To do
Within the records that follow, find every line containing the string "true". Copy those lines.

(Records excerpted from a collection)
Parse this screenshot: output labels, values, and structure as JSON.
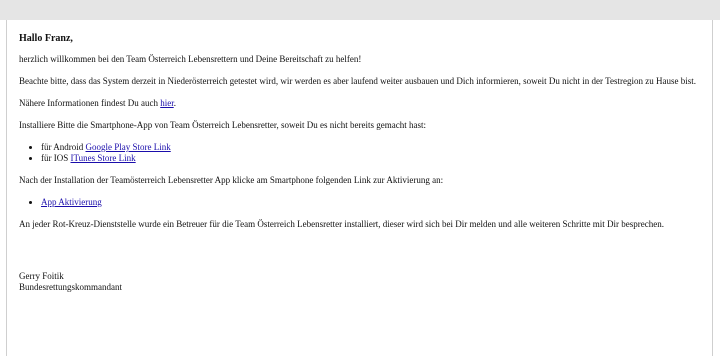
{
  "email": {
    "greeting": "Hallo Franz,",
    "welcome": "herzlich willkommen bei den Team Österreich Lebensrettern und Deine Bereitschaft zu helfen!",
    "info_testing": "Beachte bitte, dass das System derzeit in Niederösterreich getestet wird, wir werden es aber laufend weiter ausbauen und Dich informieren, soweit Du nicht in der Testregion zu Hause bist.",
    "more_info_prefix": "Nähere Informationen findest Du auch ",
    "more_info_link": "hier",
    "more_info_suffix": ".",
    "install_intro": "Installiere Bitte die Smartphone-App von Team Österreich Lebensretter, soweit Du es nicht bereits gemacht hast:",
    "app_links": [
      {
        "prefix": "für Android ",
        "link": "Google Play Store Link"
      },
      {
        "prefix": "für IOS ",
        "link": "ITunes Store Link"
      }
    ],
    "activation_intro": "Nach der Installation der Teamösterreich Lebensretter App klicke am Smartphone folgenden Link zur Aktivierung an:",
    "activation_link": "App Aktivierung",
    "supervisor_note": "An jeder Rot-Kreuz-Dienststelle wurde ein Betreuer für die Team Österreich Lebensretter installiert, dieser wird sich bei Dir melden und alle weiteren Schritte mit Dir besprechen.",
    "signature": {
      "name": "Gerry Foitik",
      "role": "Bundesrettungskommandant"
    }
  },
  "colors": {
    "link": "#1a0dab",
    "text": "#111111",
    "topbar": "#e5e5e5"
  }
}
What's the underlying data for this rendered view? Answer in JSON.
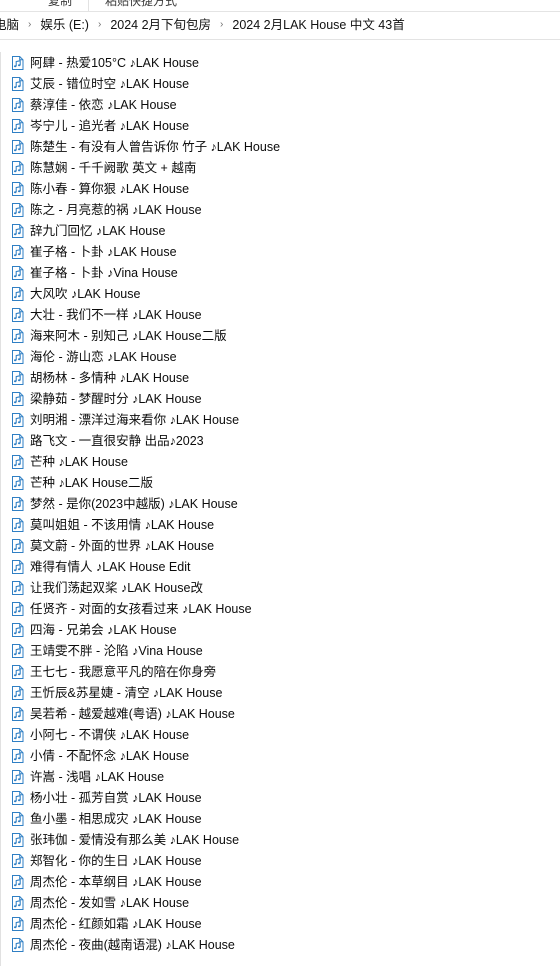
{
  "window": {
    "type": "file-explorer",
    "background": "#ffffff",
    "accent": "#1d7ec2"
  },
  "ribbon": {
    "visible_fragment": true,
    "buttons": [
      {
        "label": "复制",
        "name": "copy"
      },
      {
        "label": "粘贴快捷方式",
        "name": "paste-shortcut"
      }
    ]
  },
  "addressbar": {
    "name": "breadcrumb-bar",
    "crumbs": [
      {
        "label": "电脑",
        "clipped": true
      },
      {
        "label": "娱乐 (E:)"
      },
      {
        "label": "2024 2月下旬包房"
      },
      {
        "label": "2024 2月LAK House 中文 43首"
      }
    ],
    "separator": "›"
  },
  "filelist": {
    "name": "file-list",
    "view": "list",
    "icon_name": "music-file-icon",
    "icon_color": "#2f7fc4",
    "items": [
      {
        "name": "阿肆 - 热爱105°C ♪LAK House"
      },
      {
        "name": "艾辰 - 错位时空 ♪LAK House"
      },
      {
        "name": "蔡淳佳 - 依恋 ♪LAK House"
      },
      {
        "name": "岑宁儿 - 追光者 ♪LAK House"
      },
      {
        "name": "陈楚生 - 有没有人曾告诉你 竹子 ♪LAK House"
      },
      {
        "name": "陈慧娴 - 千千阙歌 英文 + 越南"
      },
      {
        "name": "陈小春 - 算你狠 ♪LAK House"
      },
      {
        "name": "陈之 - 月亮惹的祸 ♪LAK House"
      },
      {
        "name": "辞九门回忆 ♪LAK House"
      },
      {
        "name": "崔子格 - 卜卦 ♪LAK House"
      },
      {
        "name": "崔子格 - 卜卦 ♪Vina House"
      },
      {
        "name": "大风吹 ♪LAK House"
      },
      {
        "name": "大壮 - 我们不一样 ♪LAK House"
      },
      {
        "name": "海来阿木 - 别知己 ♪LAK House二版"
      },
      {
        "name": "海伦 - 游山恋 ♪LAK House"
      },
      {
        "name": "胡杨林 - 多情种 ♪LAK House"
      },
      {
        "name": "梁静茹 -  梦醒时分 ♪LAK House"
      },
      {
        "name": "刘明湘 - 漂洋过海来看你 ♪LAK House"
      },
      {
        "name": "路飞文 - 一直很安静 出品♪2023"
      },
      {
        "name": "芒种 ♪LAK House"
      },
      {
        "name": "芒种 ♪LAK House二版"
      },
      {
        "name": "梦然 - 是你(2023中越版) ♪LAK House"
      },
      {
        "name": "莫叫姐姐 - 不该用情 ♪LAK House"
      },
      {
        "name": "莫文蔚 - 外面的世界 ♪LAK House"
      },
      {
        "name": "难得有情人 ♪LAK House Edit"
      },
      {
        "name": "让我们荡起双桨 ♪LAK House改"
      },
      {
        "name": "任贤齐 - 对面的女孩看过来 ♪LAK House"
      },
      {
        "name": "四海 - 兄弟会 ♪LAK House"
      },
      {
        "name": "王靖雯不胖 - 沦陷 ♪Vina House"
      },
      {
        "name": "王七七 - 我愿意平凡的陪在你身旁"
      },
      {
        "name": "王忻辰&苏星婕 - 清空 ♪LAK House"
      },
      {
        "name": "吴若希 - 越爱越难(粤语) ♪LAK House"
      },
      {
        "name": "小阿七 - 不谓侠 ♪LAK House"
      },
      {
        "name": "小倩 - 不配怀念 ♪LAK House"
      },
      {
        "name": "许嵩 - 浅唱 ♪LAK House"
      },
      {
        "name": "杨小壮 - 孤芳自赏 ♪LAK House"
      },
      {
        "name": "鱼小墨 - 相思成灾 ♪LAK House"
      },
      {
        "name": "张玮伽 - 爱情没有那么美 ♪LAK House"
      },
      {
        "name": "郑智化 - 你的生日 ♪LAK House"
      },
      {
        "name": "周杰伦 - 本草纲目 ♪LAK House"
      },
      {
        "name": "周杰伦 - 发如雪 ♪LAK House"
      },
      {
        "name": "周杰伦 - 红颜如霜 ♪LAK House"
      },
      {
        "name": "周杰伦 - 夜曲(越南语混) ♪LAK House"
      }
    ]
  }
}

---

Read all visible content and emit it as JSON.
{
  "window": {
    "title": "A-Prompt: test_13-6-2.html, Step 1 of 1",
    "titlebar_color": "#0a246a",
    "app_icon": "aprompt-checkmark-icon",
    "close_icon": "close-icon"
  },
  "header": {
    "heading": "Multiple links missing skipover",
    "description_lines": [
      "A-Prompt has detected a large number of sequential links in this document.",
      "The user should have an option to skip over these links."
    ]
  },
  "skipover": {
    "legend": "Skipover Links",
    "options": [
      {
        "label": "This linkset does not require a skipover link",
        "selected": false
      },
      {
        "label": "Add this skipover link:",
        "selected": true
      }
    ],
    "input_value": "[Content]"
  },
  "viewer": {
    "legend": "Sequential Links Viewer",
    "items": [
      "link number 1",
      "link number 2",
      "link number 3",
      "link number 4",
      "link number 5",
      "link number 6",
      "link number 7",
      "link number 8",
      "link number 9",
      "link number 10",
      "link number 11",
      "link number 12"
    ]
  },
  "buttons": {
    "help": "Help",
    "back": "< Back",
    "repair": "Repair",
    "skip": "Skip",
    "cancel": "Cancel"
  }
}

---

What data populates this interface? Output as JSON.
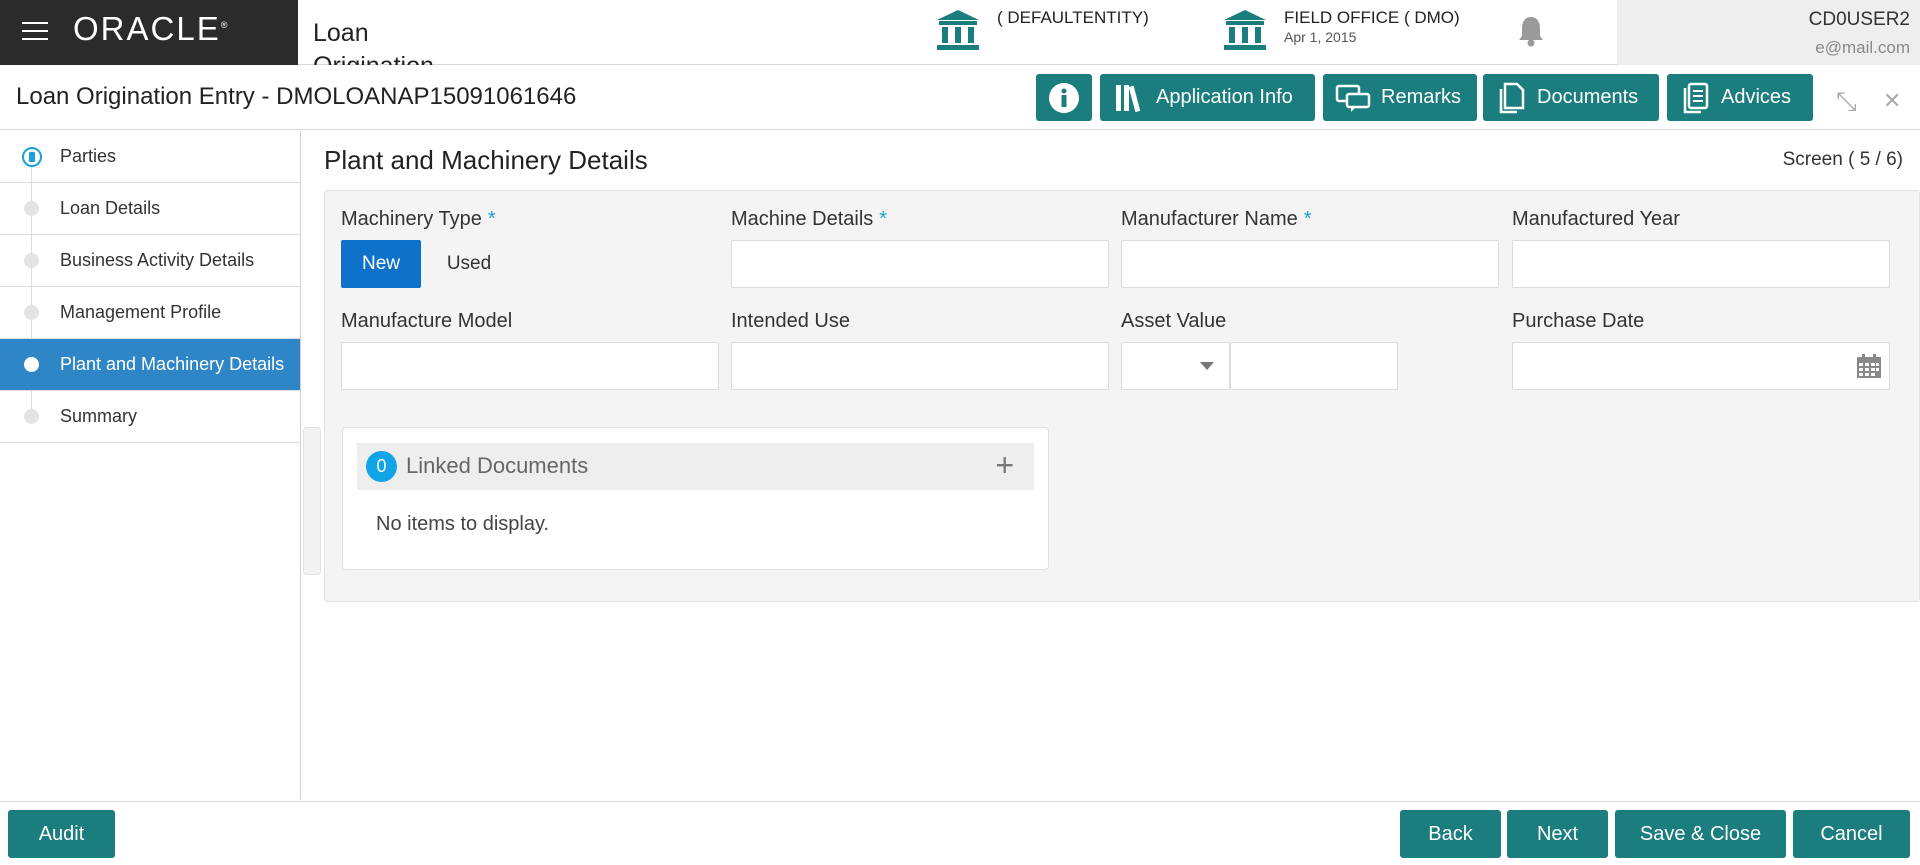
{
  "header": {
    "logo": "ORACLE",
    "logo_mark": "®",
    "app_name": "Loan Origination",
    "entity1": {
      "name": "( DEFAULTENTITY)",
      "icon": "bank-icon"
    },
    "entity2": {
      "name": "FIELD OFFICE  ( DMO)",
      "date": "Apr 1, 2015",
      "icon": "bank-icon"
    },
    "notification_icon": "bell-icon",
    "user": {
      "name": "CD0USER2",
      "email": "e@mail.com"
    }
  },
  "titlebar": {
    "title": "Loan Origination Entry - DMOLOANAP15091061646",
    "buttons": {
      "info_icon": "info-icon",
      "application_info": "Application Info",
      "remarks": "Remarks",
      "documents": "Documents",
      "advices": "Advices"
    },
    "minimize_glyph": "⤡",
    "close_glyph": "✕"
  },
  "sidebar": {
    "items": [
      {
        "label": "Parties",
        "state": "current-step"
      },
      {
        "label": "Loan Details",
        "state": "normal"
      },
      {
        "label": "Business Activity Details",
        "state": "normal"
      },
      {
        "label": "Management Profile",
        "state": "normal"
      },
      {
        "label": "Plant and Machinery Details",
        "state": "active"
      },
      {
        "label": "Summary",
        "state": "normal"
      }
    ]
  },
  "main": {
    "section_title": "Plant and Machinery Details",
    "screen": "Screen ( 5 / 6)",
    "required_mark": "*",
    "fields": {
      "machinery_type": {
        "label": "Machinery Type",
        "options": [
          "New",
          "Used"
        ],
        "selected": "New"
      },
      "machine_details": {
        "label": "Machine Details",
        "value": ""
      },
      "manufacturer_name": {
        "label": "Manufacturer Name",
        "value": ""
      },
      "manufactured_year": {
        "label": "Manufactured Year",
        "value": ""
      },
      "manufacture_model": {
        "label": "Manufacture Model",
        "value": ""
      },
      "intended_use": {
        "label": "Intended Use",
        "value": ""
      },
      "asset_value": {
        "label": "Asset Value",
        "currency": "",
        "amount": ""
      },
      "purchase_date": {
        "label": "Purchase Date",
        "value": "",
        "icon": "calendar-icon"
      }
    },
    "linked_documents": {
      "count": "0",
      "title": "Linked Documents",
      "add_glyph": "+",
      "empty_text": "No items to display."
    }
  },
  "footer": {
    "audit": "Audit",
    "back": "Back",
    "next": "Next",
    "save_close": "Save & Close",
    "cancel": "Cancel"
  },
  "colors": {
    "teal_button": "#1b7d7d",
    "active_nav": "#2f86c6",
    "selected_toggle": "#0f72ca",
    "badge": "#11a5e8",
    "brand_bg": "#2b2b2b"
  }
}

Solution for this exercise
    "visible_fragment": true,
        "clipped": true
        "selected": true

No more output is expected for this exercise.